The Supreme Court on Sunday granted former president Moshe Katsav’s defense team more time to file its request for an additional appeal hearing before an extended panel of justices.
Supreme Court registrar Guy Shani announced his decision to extend the deadline for the request until January 8 – adding 45 days to the original 15 allowed by the court – after state prosecutors gave their consent to the move.
RELATED:
The Katsav story is no Shakespearean tragedy
Analysis: Katsav remains defiant
The former head of state was unanimously convicted in the Tel Aviv District Court a year ago of two counts of rape, two counts of sexual harassment and an indecent act using force and obstruction of justice, and sentenced to seven years in prison.
Katsav appealed against both his conviction and sentence.
However, last month, a panel of three Supreme Court justices – Miriam Naor, Edna Arbel and Salim Joubran – ruled unanimously that the district court’s verdict was sound and that Katsav would serve the seven-year prison term.
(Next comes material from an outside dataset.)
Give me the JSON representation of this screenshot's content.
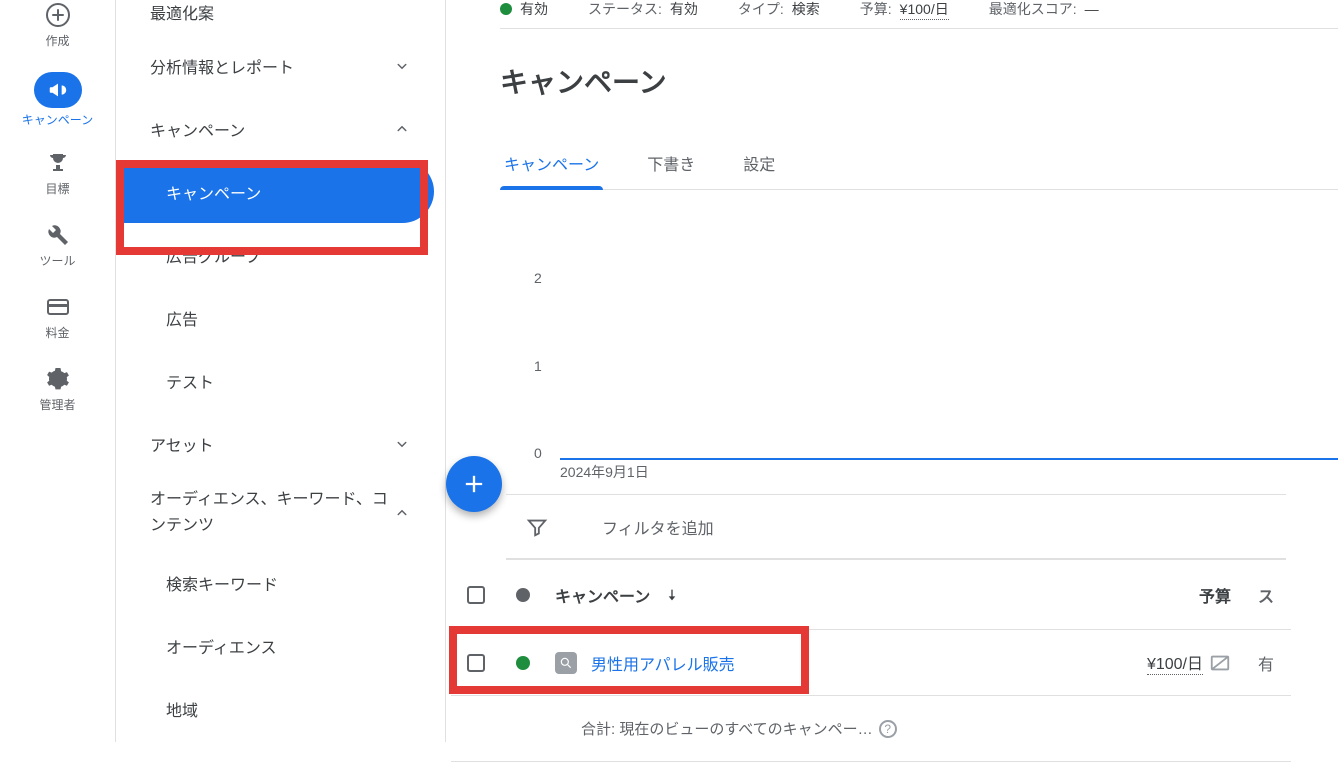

“A deep sadness falls over the State of Israel because a person who was a minister in the government, the deputy prime minister and the president of the state carried out these acts,” the ruling read.
Last week, Katsav’s lawyers – Avigdor Feldman, Zion Amir, Mickey Hoba and Avraham Lavie – asked for extra time to formulate their arguments against the Supreme Court’s rejection of Katsav’s appeal.
The former president’s defense team said that, after studying the ruling, they believe there are grounds for further discussion before an extended panel of justices.
While the Supreme Court normally sits with a panel of three justices, its president or deputy president may expand that panel to any uneven number.
On rare occasions, the court may also hold an “additional hearing,” in which a panel of five or seven justices will rehear an appeal that was already decided upon by a smaller panel.
In an interview with Channel 1 last week, Feldman said the former president was still “fighting for his innocence” and that his legal team would try to convince the Supreme Court “there was room for further discussion” about his appeal.
Katsav’s legal team did not include a request to delay the imposition of the former president’s prison sentence until the Supreme Court decides whether to allow him a further hearing. Regardless of that decision, Katsav will begin his prison term on December 7 and is expected to share a cell in the religious wing of Ramle’s Ma’asiyahu Prison with former minister Shlomo Benizri.